|Cinematic Arts & Technology|
|Indigenous Liberal Studies|
- Program provides a full tuition waiver for a student’s senior year—retroactively applied, after graduation—if certain conditions are met.
- Student must graduate within four years of matriculation.
- Student must maintain continuous enrollment, from Fall to Spring, for all four years of matriculation.
- Student must earn at least 30 credit hours per academic year.
- Four-year degree plan must be followed by the student as closely as possible.
- Student must meet regularly with their academic advisor to ensure they are on-track for a four-year graduation.
- A signed form certifying satisfactory progress must be obtained by the student from their advisor, in May, at the end of each academic year.
- Student is expected to attend class regularly and seek assistance outside of the classroom for those subjects where additional help is required.
- Eligibility is lost if the student is placed on suspension, academic or disciplinary, for any reason.
- The program is designed to be handled as a promise by the school to the student and a promise by the student to the school.
- Eligibility decisions will be made by the Academic Dean.

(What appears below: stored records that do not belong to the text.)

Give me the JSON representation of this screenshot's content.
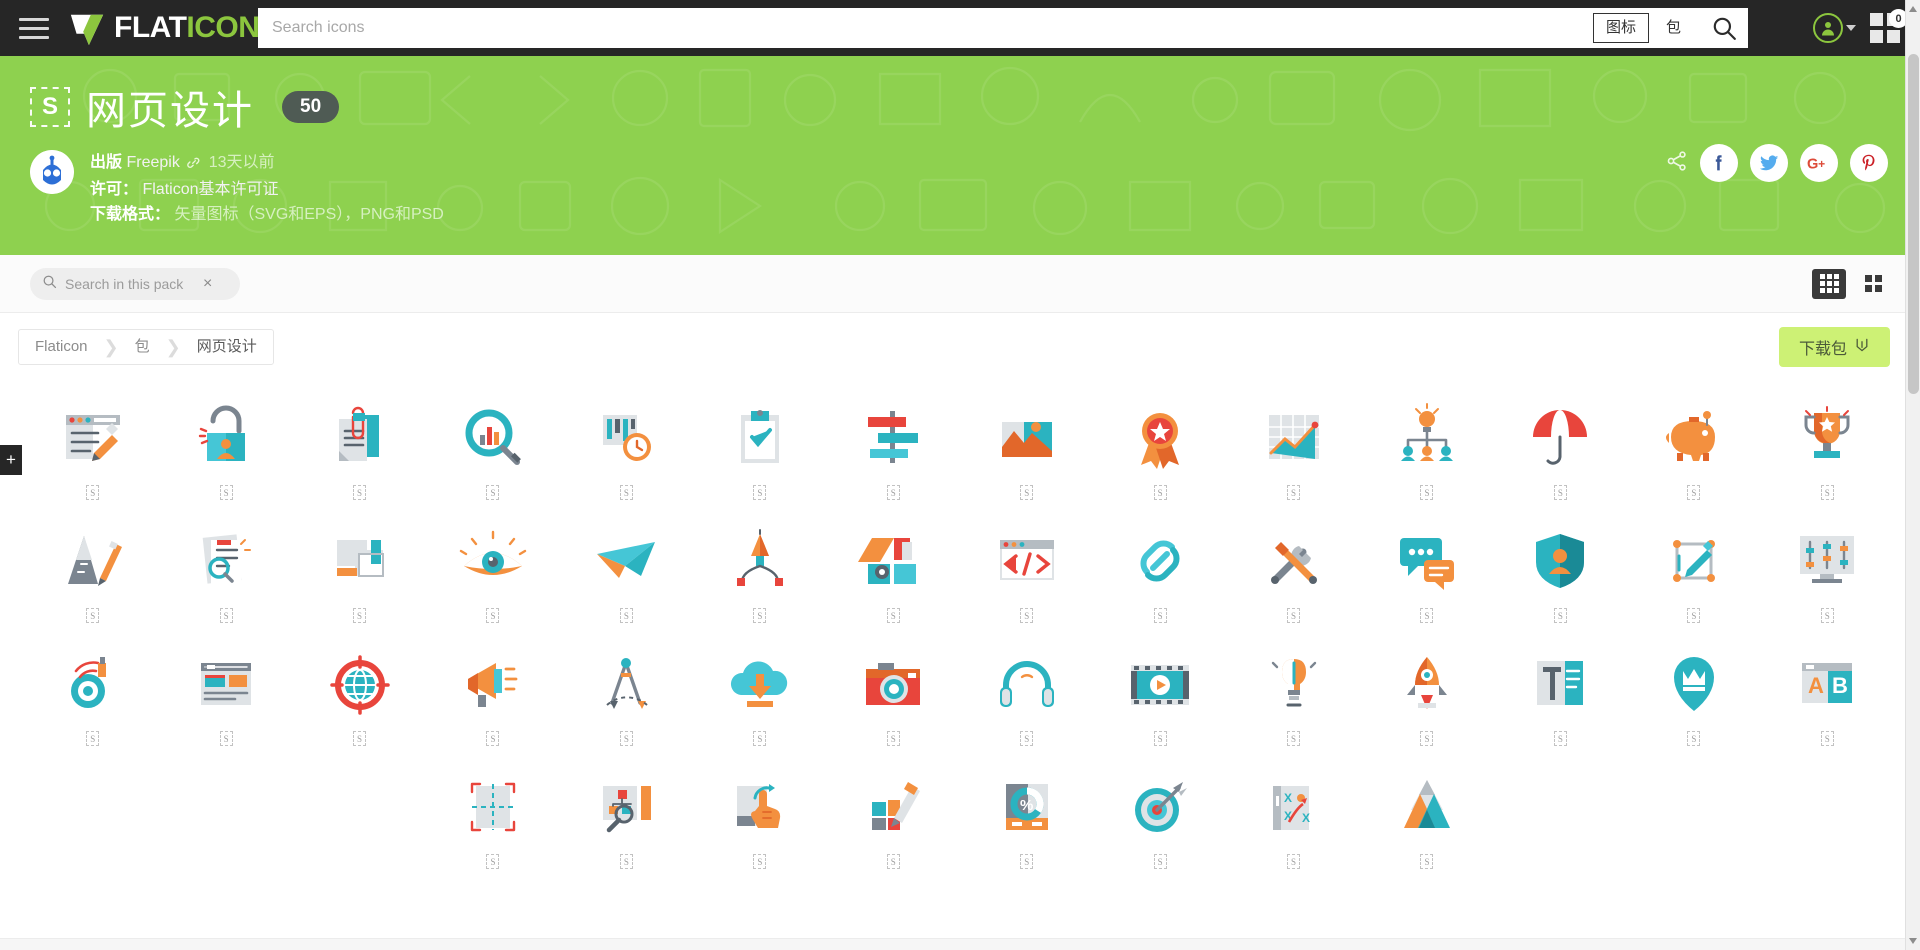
{
  "topnav": {
    "menu_icon": "hamburger-icon",
    "brand_white": "FLAT",
    "brand_green": "ICON",
    "search_placeholder": "Search icons",
    "search_value": "",
    "seg_icons": "图标",
    "seg_packs": "包",
    "search_icon": "search-icon",
    "avatar_icon": "user-avatar-icon",
    "collection_badge": "0",
    "collection_icon": "grid-collections-icon"
  },
  "banner": {
    "pack_badge_letter": "S",
    "pack_title": "网页设计",
    "pack_count": "50",
    "published_label": "出版",
    "published_author": "Freepik",
    "published_ago": "13天以前",
    "license_label": "许可：",
    "license_value": "Flaticon基本许可证",
    "formats_label": "下载格式：",
    "formats_value": "矢量图标（SVG和EPS），PNG和PSD",
    "social": [
      {
        "name": "share-icon",
        "label": "Share"
      },
      {
        "name": "facebook-icon",
        "label": "f"
      },
      {
        "name": "twitter-icon",
        "label": "Twitter"
      },
      {
        "name": "google-plus-icon",
        "label": "G+"
      },
      {
        "name": "pinterest-icon",
        "label": "P"
      }
    ],
    "accent_green": "#8ed14f",
    "count_bg": "#4f5b54"
  },
  "subbar": {
    "pack_search_placeholder": "Search in this pack",
    "pack_search_value": "",
    "pack_search_icon": "search-icon",
    "clear_icon": "×",
    "view_small_icon": "grid-small-view-icon",
    "view_large_icon": "grid-large-view-icon",
    "active_view": "small"
  },
  "crumbrow": {
    "breadcrumb": [
      "Flaticon",
      "包",
      "网页设计"
    ],
    "download_label": "下载包",
    "download_icon": "download-icon",
    "download_bg": "#cdf175"
  },
  "grid": {
    "add_tab_label": "+",
    "badge_letter": "S",
    "columns": 14,
    "icons": [
      {
        "name": "web-design-browser-pencil-icon"
      },
      {
        "name": "security-lock-user-icon"
      },
      {
        "name": "document-clip-icon"
      },
      {
        "name": "search-analytics-icon"
      },
      {
        "name": "project-timeline-clock-icon"
      },
      {
        "name": "checklist-clipboard-icon"
      },
      {
        "name": "sitemap-signpost-icon"
      },
      {
        "name": "image-gallery-icon"
      },
      {
        "name": "award-badge-icon"
      },
      {
        "name": "growth-chart-icon"
      },
      {
        "name": "team-idea-hierarchy-icon"
      },
      {
        "name": "umbrella-protection-icon"
      },
      {
        "name": "piggy-bank-savings-icon"
      },
      {
        "name": "trophy-award-icon"
      },
      {
        "name": "drawing-tools-ruler-icon"
      },
      {
        "name": "document-review-search-icon"
      },
      {
        "name": "layers-arrange-icon"
      },
      {
        "name": "eye-vision-icon"
      },
      {
        "name": "paper-plane-send-icon"
      },
      {
        "name": "bezier-pen-tool-icon"
      },
      {
        "name": "color-swatch-palette-icon"
      },
      {
        "name": "code-window-icon"
      },
      {
        "name": "link-chain-icon"
      },
      {
        "name": "tools-wrench-screwdriver-icon"
      },
      {
        "name": "chat-bubbles-icon"
      },
      {
        "name": "shield-user-protection-icon"
      },
      {
        "name": "crop-edit-icon"
      },
      {
        "name": "settings-sliders-monitor-icon"
      },
      {
        "name": "spray-paint-icon"
      },
      {
        "name": "wireframe-layout-icon"
      },
      {
        "name": "globe-target-icon"
      },
      {
        "name": "megaphone-marketing-icon"
      },
      {
        "name": "compass-geometry-icon"
      },
      {
        "name": "cloud-upload-icon"
      },
      {
        "name": "camera-photo-icon"
      },
      {
        "name": "headphones-audio-icon"
      },
      {
        "name": "video-film-play-icon"
      },
      {
        "name": "idea-bulb-pen-icon"
      },
      {
        "name": "rocket-launch-icon"
      },
      {
        "name": "typography-text-icon"
      },
      {
        "name": "location-pin-crown-icon"
      },
      {
        "name": "ab-testing-icon"
      },
      {
        "name": "artboard-crop-marks-icon"
      },
      {
        "name": "sitemap-magnifier-icon"
      },
      {
        "name": "touch-gesture-icon"
      },
      {
        "name": "design-tools-brush-icon"
      },
      {
        "name": "mobile-analytics-percent-icon"
      },
      {
        "name": "target-dart-icon"
      },
      {
        "name": "strategy-plan-icon"
      },
      {
        "name": "triangle-shapes-icon"
      }
    ]
  }
}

Decisions made by the Academic Dean may be appealed to the President of the College. The President’s decision will be final.

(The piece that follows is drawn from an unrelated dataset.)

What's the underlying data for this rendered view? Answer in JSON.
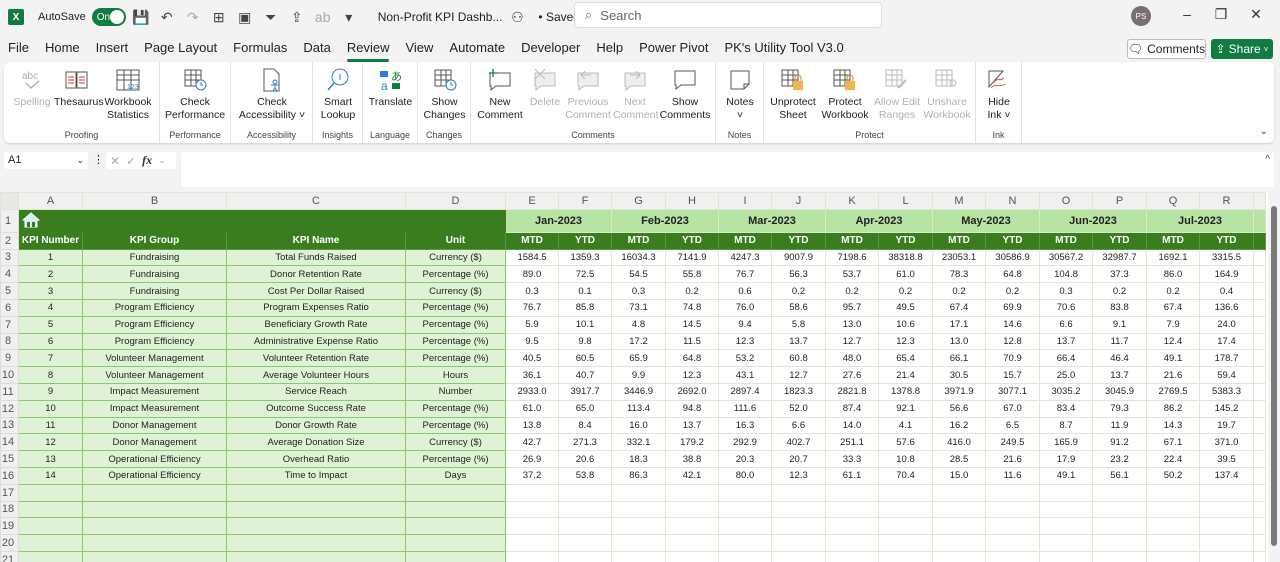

- Senior year waiver has no impact on other forms of financial aid for the student.
- Student must be full-time and degree-seeking.
- Applies to new freshmen beginning in Fall 2017.
- Applies to any one of the BA of BFA major degree programs at IAIA.
- Only students matriculating into IAIA as new freshmen are eligible.
- Student must sign the agreement and meet the program guidelines to remain eligible.
- The program is open to both Native and non-Native students.
Students and IAIA’s Commitment
|#||Student’s Commitment||IAIA’s Commitment|
|1||Enroll in at least 15 credit hours per semester, as specified by degree plan.||IAIA will provide a course plan to keep student on track toward the senior year scholarship.|
|2||Attend class||Attending class is the most basic ingredient in ensuring academic success.|
|3||Ask for help when it is needed.||The Student Success Center and professors are committed to student’s academic achievement. Help is available if students take the initiative to seek it out.|
|4||Check in with academic advisor twice each academic year.||Academic advisors ensure that students are on-track with degree plans. Academic advisors are also responsible for certifying progress toward the senior year scholarship.|
|5||Build a schedule around academic success. Make the college experience a priority for the next four years.||IAIA ensures that its labs, studios, and tutoring are available to accommodate a wide variety of schedules.|
|6||Engage with the IAIA community.||IAIA provides a wide variety of opportunities to become involved and engaged with the IAIA family through clubs, sports, community gatherings, outdoor excursions, and many other activities.|
Research indicates that students are more likely to get better grades, improve their financial status by saving the tuition expense of their final year and getting into the workplace sooner, and enhance their lifestyle with more choices. Students can get a bachelor’s degree, then take time off to travel, volunteer, or start working full-time in a career. The longer it takes to graduate, the more life gets in the way of students’ success.
A group of recent IAIA graduates who finished their bachelor’s degree in four years are now employed by their tribes in various positions. One graduate is employed by the American Indian College Fund, and another graduate was accepted into the IAIA MFA in Creative Writing program.
About Complete College America
Much of the research for this program has been provided by Complete College America. Established in 2009, Complete College America is a national nonprofit with a single mission—to work with states to significantly increase the number of Americans with quality career certificates or college degrees and to close attainment gaps for traditionally underrepresented populations.